# What you should do:
Copy the data below. Keep every line exactly as it is.

Data records for software interfaces:

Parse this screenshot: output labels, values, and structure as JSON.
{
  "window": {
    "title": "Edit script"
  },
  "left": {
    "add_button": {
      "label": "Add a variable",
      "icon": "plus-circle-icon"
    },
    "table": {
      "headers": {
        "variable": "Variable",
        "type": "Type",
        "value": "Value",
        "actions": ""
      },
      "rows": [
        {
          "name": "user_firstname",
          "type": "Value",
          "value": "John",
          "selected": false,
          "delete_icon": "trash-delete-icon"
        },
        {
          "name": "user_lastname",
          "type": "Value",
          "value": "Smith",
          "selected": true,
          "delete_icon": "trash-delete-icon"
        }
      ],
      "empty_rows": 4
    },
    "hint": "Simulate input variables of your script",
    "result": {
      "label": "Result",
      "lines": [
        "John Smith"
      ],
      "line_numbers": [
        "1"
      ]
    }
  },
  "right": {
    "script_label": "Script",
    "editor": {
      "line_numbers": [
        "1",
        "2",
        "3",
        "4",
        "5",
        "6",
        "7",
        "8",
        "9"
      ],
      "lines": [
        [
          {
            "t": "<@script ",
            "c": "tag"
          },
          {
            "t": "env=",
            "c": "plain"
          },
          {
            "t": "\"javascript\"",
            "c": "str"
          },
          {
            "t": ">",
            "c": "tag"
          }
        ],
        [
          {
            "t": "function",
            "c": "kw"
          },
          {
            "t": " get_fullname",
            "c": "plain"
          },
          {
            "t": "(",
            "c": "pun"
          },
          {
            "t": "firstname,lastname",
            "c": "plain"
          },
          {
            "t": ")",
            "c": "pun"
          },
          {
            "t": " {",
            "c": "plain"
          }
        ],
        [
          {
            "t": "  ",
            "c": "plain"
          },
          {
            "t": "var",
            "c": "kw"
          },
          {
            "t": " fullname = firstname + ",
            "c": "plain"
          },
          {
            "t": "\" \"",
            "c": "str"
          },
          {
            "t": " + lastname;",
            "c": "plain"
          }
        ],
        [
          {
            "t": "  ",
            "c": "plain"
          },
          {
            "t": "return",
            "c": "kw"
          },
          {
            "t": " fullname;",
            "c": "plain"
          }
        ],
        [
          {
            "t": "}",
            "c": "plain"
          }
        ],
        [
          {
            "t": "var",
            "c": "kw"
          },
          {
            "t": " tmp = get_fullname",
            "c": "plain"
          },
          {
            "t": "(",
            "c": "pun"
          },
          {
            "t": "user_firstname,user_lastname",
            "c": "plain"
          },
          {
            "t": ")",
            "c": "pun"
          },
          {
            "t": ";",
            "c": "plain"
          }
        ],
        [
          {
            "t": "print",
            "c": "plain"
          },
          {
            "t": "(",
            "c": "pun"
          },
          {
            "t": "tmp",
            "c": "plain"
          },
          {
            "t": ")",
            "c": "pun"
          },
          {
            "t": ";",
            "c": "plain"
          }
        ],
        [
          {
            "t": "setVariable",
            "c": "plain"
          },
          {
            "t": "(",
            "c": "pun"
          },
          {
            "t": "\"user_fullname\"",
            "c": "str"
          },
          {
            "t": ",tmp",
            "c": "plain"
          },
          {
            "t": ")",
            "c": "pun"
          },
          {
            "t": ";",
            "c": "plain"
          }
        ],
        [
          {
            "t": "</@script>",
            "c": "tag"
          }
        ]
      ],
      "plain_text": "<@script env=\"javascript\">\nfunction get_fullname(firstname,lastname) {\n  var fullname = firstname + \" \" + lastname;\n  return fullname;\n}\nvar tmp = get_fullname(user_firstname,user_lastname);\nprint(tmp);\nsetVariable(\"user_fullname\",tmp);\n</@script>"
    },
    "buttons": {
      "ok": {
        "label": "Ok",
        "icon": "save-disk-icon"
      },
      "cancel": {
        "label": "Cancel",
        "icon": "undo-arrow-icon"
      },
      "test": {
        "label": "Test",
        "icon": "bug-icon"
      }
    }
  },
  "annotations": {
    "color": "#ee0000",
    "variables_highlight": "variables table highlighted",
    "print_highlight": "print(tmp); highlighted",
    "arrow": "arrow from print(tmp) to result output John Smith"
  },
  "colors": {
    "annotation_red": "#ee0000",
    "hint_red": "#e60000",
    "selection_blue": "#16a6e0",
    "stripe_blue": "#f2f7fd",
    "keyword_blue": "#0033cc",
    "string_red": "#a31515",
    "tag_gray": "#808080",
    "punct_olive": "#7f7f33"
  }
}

# Written answer:
Parse this screenshot: output labels, values, and structure as JSON.
{
  "window": {
    "title": "Edit script"
  },
  "left": {
    "add_button": {
      "label": "Add a variable",
      "icon": "plus-circle-icon"
    },
    "table": {
      "headers": {
        "variable": "Variable",
        "type": "Type",
        "value": "Value",
        "actions": ""
      },
      "rows": [
        {
          "name": "user_firstname",
          "type": "Value",
          "value": "John",
          "selected": false,
          "delete_icon": "trash-delete-icon"
        },
        {
          "name": "user_lastname",
          "type": "Value",
          "value": "Smith",
          "selected": true,
          "delete_icon": "trash-delete-icon"
        }
      ],
      "empty_rows": 4
    },
    "hint": "Simulate input variables of your script",
    "result": {
      "label": "Result",
      "lines": [
        "John Smith"
      ],
      "line_numbers": [
        "1"
      ]
    }
  },
  "right": {
    "script_label": "Script",
    "editor": {
      "line_numbers": [
        "1",
        "2",
        "3",
        "4",
        "5",
        "6",
        "7",
        "8",
        "9"
      ],
      "lines": [
        [
          {
            "t": "<@script ",
            "c": "tag"
          },
          {
            "t": "env=",
            "c": "plain"
          },
          {
            "t": "\"javascript\"",
            "c": "str"
          },
          {
            "t": ">",
            "c": "tag"
          }
        ],
        [
          {
            "t": "function",
            "c": "kw"
          },
          {
            "t": " get_fullname",
            "c": "plain"
          },
          {
            "t": "(",
            "c": "pun"
          },
          {
            "t": "firstname,lastname",
            "c": "plain"
          },
          {
            "t": ")",
            "c": "pun"
          },
          {
            "t": " {",
            "c": "plain"
          }
        ],
        [
          {
            "t": "  ",
            "c": "plain"
          },
          {
            "t": "var",
            "c": "kw"
          },
          {
            "t": " fullname = firstname + ",
            "c": "plain"
          },
          {
            "t": "\" \"",
            "c": "str"
          },
          {
            "t": " + lastname;",
            "c": "plain"
          }
        ],
        [
          {
            "t": "  ",
            "c": "plain"
          },
          {
            "t": "return",
            "c": "kw"
          },
          {
            "t": " fullname;",
            "c": "plain"
          }
        ],
        [
          {
            "t": "}",
            "c": "plain"
          }
        ],
        [
          {
            "t": "var",
            "c": "kw"
          },
          {
            "t": " tmp = get_fullname",
            "c": "plain"
          },
          {
            "t": "(",
            "c": "pun"
          },
          {
            "t": "user_firstname,user_lastname",
            "c": "plain"
          },
          {
            "t": ")",
            "c": "pun"
          },
          {
            "t": ";",
            "c": "plain"
          }
        ],
        [
          {
            "t": "print",
            "c": "plain"
          },
          {
            "t": "(",
            "c": "pun"
          },
          {
            "t": "tmp",
            "c": "plain"
          },
          {
            "t": ")",
            "c": "pun"
          },
          {
            "t": ";",
            "c": "plain"
          }
        ],
        [
          {
            "t": "setVariable",
            "c": "plain"
          },
          {
            "t": "(",
            "c": "pun"
          },
          {
            "t": "\"user_fullname\"",
            "c": "str"
          },
          {
            "t": ",tmp",
            "c": "plain"
          },
          {
            "t": ")",
            "c": "pun"
          },
          {
            "t": ";",
            "c": "plain"
          }
        ],
        [
          {
            "t": "</@script>",
            "c": "tag"
          }
        ]
      ],
      "plain_text": "<@script env=\"javascript\">\nfunction get_fullname(firstname,lastname) {\n  var fullname = firstname + \" \" + lastname;\n  return fullname;\n}\nvar tmp = get_fullname(user_firstname,user_lastname);\nprint(tmp);\nsetVariable(\"user_fullname\",tmp);\n</@script>"
    },
    "buttons": {
      "ok": {
        "label": "Ok",
        "icon": "save-disk-icon"
      },
      "cancel": {
        "label": "Cancel",
        "icon": "undo-arrow-icon"
      },
      "test": {
        "label": "Test",
        "icon": "bug-icon"
      }
    }
  },
  "annotations": {
    "color": "#ee0000",
    "variables_highlight": "variables table highlighted",
    "print_highlight": "print(tmp); highlighted",
    "arrow": "arrow from print(tmp) to result output John Smith"
  },
  "colors": {
    "annotation_red": "#ee0000",
    "hint_red": "#e60000",
    "selection_blue": "#16a6e0",
    "stripe_blue": "#f2f7fd",
    "keyword_blue": "#0033cc",
    "string_red": "#a31515",
    "tag_gray": "#808080",
    "punct_olive": "#7f7f33"
  }
}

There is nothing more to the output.